(LISTED ENTRIES Opens)
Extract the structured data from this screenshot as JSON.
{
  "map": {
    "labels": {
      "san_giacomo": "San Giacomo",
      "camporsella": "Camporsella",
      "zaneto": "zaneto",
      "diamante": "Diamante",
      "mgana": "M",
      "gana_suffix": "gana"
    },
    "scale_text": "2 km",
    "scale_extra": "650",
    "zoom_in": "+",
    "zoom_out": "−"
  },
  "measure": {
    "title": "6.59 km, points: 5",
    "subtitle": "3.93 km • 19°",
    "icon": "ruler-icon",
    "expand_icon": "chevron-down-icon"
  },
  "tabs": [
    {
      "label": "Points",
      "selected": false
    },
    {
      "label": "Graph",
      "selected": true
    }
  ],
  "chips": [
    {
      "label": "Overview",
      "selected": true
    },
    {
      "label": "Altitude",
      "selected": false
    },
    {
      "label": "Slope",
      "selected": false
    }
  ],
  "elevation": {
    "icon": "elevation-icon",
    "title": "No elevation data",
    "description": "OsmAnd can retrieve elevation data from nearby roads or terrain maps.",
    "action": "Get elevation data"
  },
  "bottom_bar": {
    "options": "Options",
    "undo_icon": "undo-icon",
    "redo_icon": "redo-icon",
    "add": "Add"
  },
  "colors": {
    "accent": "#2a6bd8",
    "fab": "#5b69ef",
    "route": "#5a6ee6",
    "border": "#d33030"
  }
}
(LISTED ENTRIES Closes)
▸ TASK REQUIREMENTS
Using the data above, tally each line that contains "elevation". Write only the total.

▸ PROBLEM SOLUTION
5